(Beginning of ENTRIES SHOWN)

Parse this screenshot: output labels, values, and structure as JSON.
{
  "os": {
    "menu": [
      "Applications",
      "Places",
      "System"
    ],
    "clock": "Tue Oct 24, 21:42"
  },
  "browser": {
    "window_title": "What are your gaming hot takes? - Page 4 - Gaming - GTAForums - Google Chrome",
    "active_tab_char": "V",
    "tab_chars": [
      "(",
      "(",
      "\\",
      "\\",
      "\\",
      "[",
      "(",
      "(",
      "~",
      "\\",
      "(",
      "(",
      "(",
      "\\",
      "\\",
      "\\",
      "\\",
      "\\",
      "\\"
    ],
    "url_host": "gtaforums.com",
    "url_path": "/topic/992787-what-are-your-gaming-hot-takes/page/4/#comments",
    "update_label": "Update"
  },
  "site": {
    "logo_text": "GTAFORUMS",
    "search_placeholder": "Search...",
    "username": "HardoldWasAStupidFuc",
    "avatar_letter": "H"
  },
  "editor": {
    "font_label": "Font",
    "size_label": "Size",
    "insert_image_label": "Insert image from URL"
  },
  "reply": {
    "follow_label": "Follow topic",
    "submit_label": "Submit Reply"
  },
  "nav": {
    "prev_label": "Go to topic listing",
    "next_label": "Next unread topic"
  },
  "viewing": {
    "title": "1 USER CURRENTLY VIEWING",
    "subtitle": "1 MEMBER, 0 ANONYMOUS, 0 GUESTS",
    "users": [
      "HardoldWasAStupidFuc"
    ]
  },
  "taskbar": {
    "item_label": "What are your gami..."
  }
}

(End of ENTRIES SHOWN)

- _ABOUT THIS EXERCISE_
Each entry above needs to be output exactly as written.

- _EXERCISE RESPONSE_
Parse this screenshot: output labels, values, and structure as JSON.
{
  "os": {
    "menu": [
      "Applications",
      "Places",
      "System"
    ],
    "clock": "Tue Oct 24, 21:42"
  },
  "browser": {
    "window_title": "What are your gaming hot takes? - Page 4 - Gaming - GTAForums - Google Chrome",
    "active_tab_char": "V",
    "tab_chars": [
      "(",
      "(",
      "\\",
      "\\",
      "\\",
      "[",
      "(",
      "(",
      "~",
      "\\",
      "(",
      "(",
      "(",
      "\\",
      "\\",
      "\\",
      "\\",
      "\\",
      "\\"
    ],
    "url_host": "gtaforums.com",
    "url_path": "/topic/992787-what-are-your-gaming-hot-takes/page/4/#comments",
    "update_label": "Update"
  },
  "site": {
    "logo_text": "GTAFORUMS",
    "search_placeholder": "Search...",
    "username": "HardoldWasAStupidFuc",
    "avatar_letter": "H"
  },
  "editor": {
    "font_label": "Font",
    "size_label": "Size",
    "insert_image_label": "Insert image from URL"
  },
  "reply": {
    "follow_label": "Follow topic",
    "submit_label": "Submit Reply"
  },
  "nav": {
    "prev_label": "Go to topic listing",
    "next_label": "Next unread topic"
  },
  "viewing": {
    "title": "1 USER CURRENTLY VIEWING",
    "subtitle": "1 MEMBER, 0 ANONYMOUS, 0 GUESTS",
    "users": [
      "HardoldWasAStupidFuc"
    ]
  },
  "taskbar": {
    "item_label": "What are your gami..."
  }
}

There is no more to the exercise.